- Introducing an alternate theme: Here, you start with a different theme and slowly introduce the other theme. For example, you play another theme, and then play a part of the theme, and then play the other theme, and then play the main theme, and then the other theme, and then again, and each time you play the main theme you play it louder and place more emphasis on the main theme and less on the alternate theme. Eventually the alternate theme stops and you play the main theme all the time. These intros are usually pretty long.
- No playing around: In here, you don't do any stuff in the beginning, instead you just play the theme, with all of the background and everything, starting from the beginning. This isn't really an intro, but for some themes, it works better than any of the others. This is what you will probably use if there is no ending to your song; if it will repeat over and over.
- With a cool intro: Here, you just play a cool intro that is really short, (maybe about four measures or so) and then it builds up, and then your theme plays in full force. Ever heard the Kurt Angle theme? That's pretty much a song that's like this.

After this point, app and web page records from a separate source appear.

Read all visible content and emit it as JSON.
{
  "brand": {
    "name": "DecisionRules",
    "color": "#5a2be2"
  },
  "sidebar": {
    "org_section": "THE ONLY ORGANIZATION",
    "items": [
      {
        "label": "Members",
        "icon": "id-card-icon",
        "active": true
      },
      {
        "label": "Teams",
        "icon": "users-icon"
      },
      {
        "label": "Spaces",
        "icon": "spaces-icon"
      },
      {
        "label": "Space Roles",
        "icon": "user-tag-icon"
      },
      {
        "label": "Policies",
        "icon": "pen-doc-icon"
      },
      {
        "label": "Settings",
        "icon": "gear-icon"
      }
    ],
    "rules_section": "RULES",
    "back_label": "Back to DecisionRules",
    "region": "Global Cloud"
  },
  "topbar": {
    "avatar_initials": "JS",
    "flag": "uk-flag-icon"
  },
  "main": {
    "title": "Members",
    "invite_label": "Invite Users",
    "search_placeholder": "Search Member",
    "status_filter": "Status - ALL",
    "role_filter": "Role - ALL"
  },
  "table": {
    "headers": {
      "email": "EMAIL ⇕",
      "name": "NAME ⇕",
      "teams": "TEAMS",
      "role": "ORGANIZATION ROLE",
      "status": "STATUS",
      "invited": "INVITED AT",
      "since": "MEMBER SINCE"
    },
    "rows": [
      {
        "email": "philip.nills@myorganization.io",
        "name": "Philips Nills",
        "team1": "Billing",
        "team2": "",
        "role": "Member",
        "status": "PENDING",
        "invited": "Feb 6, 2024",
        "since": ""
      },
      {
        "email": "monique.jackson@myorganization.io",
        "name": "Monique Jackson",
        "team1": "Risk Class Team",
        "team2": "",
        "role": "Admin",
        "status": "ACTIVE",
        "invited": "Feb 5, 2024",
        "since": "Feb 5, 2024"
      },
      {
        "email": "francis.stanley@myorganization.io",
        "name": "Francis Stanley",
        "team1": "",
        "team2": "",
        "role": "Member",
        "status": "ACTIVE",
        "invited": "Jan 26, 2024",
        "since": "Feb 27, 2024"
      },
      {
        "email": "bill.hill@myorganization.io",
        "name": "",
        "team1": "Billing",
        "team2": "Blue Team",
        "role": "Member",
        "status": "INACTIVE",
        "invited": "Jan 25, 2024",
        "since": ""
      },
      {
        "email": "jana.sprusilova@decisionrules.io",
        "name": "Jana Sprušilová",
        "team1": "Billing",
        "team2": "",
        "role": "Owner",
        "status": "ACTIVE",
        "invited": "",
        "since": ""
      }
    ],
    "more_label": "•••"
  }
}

- Combinations of the Above: Combinations of the above introductions can be done. For example, you could have number 4, then number 1. I do that a lot, especially for action songs, songs for battles.
- Write volume changes
- Gradually change volume
- Write the beginnings of songs
- Write the middles of songs
- Write the endings of songs If you want to know how to write the beginnings, middles, and endings of other types of songs, like jazz, popular music, etc, then email me. My next article should probably talk about how to write a basic theme that will make the audiences go crazy. (By common sense that article should have been sent before this one...sorry!) Hasta lavista, estudiantes!